Look for "hàng" in the listing below. Gather each line that contains it.
== == ==
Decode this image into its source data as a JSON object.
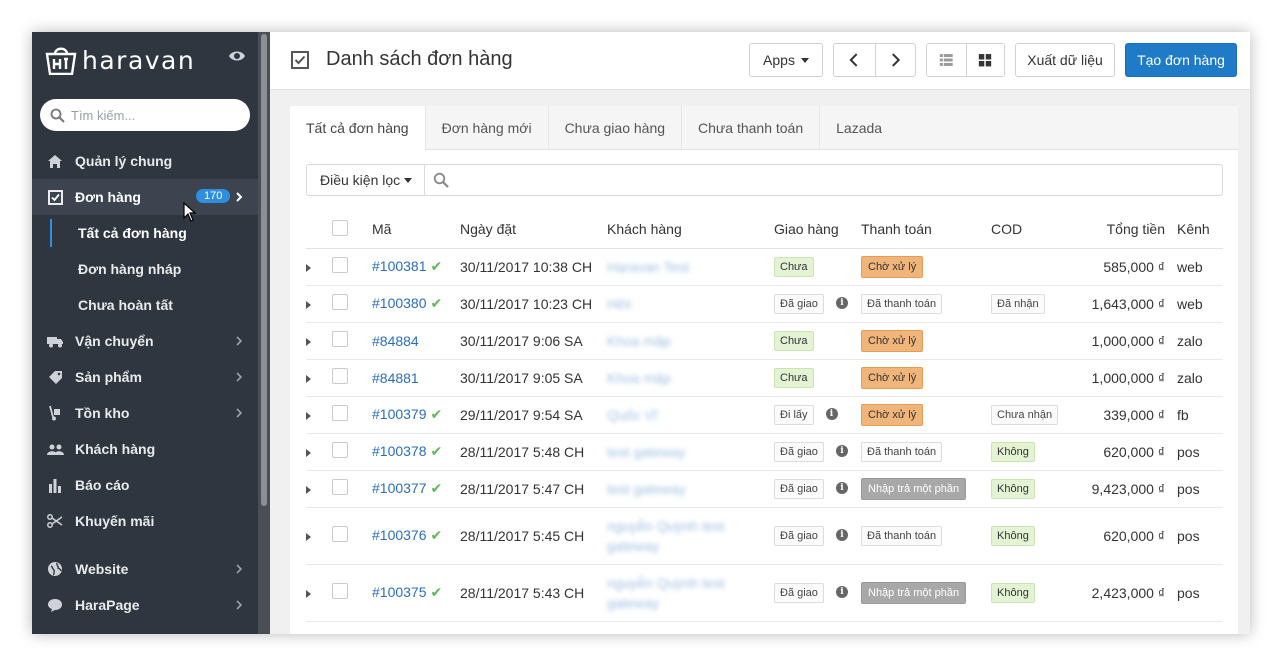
{
  "brand": {
    "name": "haravan"
  },
  "search": {
    "placeholder": "Tìm kiếm..."
  },
  "sidebar": {
    "items": [
      {
        "label": "Quản lý chung",
        "icon": "home-icon"
      },
      {
        "label": "Đơn hàng",
        "icon": "checkbox-icon",
        "badge": "170"
      },
      {
        "label": "Vận chuyển",
        "icon": "truck-icon"
      },
      {
        "label": "Sản phẩm",
        "icon": "tag-icon"
      },
      {
        "label": "Tồn kho",
        "icon": "dolly-icon"
      },
      {
        "label": "Khách hàng",
        "icon": "users-icon"
      },
      {
        "label": "Báo cáo",
        "icon": "bar-chart-icon"
      },
      {
        "label": "Khuyến mãi",
        "icon": "scissors-icon"
      },
      {
        "label": "Website",
        "icon": "globe-icon"
      },
      {
        "label": "HaraPage",
        "icon": "chat-bubble-icon"
      }
    ],
    "sub_items": [
      {
        "label": "Tất cả đơn hàng"
      },
      {
        "label": "Đơn hàng nháp"
      },
      {
        "label": "Chưa hoàn tất"
      }
    ]
  },
  "header": {
    "title": "Danh sách đơn hàng",
    "apps_label": "Apps",
    "export_label": "Xuất dữ liệu",
    "create_label": "Tạo đơn hàng"
  },
  "tabs": [
    {
      "label": "Tất cả đơn hàng"
    },
    {
      "label": "Đơn hàng mới"
    },
    {
      "label": "Chưa giao hàng"
    },
    {
      "label": "Chưa thanh toán"
    },
    {
      "label": "Lazada"
    }
  ],
  "filter": {
    "label": "Điều kiện lọc"
  },
  "table": {
    "headers": {
      "code": "Mã",
      "date": "Ngày đặt",
      "customer": "Khách hàng",
      "shipping": "Giao hàng",
      "payment": "Thanh toán",
      "cod": "COD",
      "total": "Tổng tiền",
      "channel": "Kênh"
    },
    "rows": [
      {
        "code": "#100381",
        "check": "✔",
        "date": "30/11/2017 10:38 CH",
        "customer": "Haravan Test",
        "shipping": "Chưa",
        "payment": "Chờ xử lý",
        "cod": "",
        "total": "585,000 ₫",
        "channel": "web"
      },
      {
        "code": "#100380",
        "check": "✔",
        "date": "30/11/2017 10:23 CH",
        "customer": "Hihi",
        "shipping": "Đã giao",
        "payment": "Đã thanh toán",
        "cod": "Đã nhận",
        "total": "1,643,000 ₫",
        "channel": "web"
      },
      {
        "code": "#84884",
        "check": "",
        "date": "30/11/2017 9:06 SA",
        "customer": "Khoa mập",
        "shipping": "Chưa",
        "payment": "Chờ xử lý",
        "cod": "",
        "total": "1,000,000 ₫",
        "channel": "zalo"
      },
      {
        "code": "#84881",
        "check": "",
        "date": "30/11/2017 9:05 SA",
        "customer": "Khoa mập",
        "shipping": "Chưa",
        "payment": "Chờ xử lý",
        "cod": "",
        "total": "1,000,000 ₫",
        "channel": "zalo"
      },
      {
        "code": "#100379",
        "check": "✔",
        "date": "29/11/2017 9:54 SA",
        "customer": "Quốc Vĩ",
        "shipping": "Đi lấy",
        "payment": "Chờ xử lý",
        "cod": "Chưa nhận",
        "total": "339,000 ₫",
        "channel": "fb"
      },
      {
        "code": "#100378",
        "check": "✔",
        "date": "28/11/2017 5:48 CH",
        "customer": "test gateway",
        "shipping": "Đã giao",
        "payment": "Đã thanh toán",
        "cod": "Không",
        "total": "620,000 ₫",
        "channel": "pos"
      },
      {
        "code": "#100377",
        "check": "✔",
        "date": "28/11/2017 5:47 CH",
        "customer": "test gateway",
        "shipping": "Đã giao",
        "payment": "Nhập trả một phần",
        "cod": "Không",
        "total": "9,423,000 ₫",
        "channel": "pos"
      },
      {
        "code": "#100376",
        "check": "✔",
        "date": "28/11/2017 5:45 CH",
        "customer": "nguyễn Quỳnh test gateway",
        "shipping": "Đã giao",
        "payment": "Đã thanh toán",
        "cod": "Không",
        "total": "620,000 ₫",
        "channel": "pos"
      },
      {
        "code": "#100375",
        "check": "✔",
        "date": "28/11/2017 5:43 CH",
        "customer": "nguyễn Quỳnh test gateway",
        "shipping": "Đã giao",
        "payment": "Nhập trả một phần",
        "cod": "Không",
        "total": "2,423,000 ₫",
        "channel": "pos"
      }
    ]
  },
  "colors": {
    "sidebar_bg": "#2f3640",
    "primary": "#1f7bc7",
    "badge": "#2e8fe0",
    "link": "#2a6ebb",
    "check": "#5cb85c",
    "pending": "#f0b57a"
  }
}
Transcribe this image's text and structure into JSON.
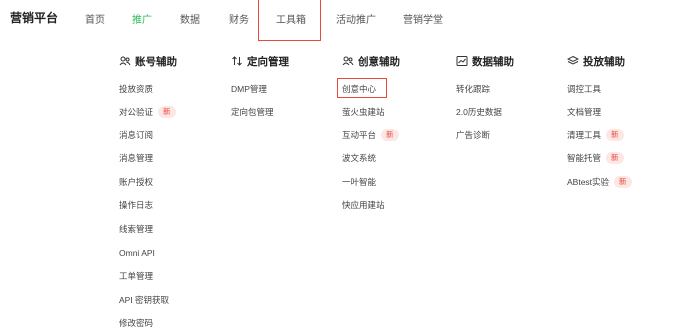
{
  "brand": "营销平台",
  "nav": [
    {
      "label": "首页"
    },
    {
      "label": "推广"
    },
    {
      "label": "数据"
    },
    {
      "label": "财务"
    },
    {
      "label": "工具箱"
    },
    {
      "label": "活动推广"
    },
    {
      "label": "营销学堂"
    }
  ],
  "colors": {
    "active_nav": "#2fbb5a",
    "highlight": "#e64a3b",
    "badge_bg": "#fde7e5"
  },
  "columns": [
    {
      "icon": "users-icon",
      "title": "账号辅助",
      "items": [
        {
          "label": "投放资质"
        },
        {
          "label": "对公验证",
          "badge": "新"
        },
        {
          "label": "消息订阅"
        },
        {
          "label": "消息管理"
        },
        {
          "label": "账户授权"
        },
        {
          "label": "操作日志"
        },
        {
          "label": "线索管理"
        },
        {
          "label": "Omni API"
        },
        {
          "label": "工单管理"
        },
        {
          "label": "API 密钥获取"
        },
        {
          "label": "修改密码"
        }
      ]
    },
    {
      "icon": "sort-icon",
      "title": "定向管理",
      "items": [
        {
          "label": "DMP管理"
        },
        {
          "label": "定向包管理"
        }
      ]
    },
    {
      "icon": "users-icon",
      "title": "创意辅助",
      "items": [
        {
          "label": "创意中心"
        },
        {
          "label": "萤火虫建站"
        },
        {
          "label": "互动平台",
          "badge": "新"
        },
        {
          "label": "波文系统"
        },
        {
          "label": "一叶智能"
        },
        {
          "label": "快应用建站"
        }
      ]
    },
    {
      "icon": "chart-icon",
      "title": "数据辅助",
      "items": [
        {
          "label": "转化跟踪"
        },
        {
          "label": "2.0历史数据"
        },
        {
          "label": "广告诊断"
        }
      ]
    },
    {
      "icon": "layers-icon",
      "title": "投放辅助",
      "items": [
        {
          "label": "调控工具"
        },
        {
          "label": "文档管理"
        },
        {
          "label": "清理工具",
          "badge": "新"
        },
        {
          "label": "智能托管",
          "badge": "新"
        },
        {
          "label": "ABtest实验",
          "badge": "新"
        }
      ]
    }
  ]
}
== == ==
Output for this exercise.
        "label": "Đơn hàng",
        "label": "Khách hàng",
        "label": "Tất cả đơn hàng"
        "label": "Đơn hàng nháp"
    "title": "Danh sách đơn hàng",
    "create_label": "Tạo đơn hàng"
      "label": "Tất cả đơn hàng"
      "label": "Đơn hàng mới"
      "label": "Chưa giao hàng"
      "customer": "Khách hàng",
      "shipping": "Giao hàng",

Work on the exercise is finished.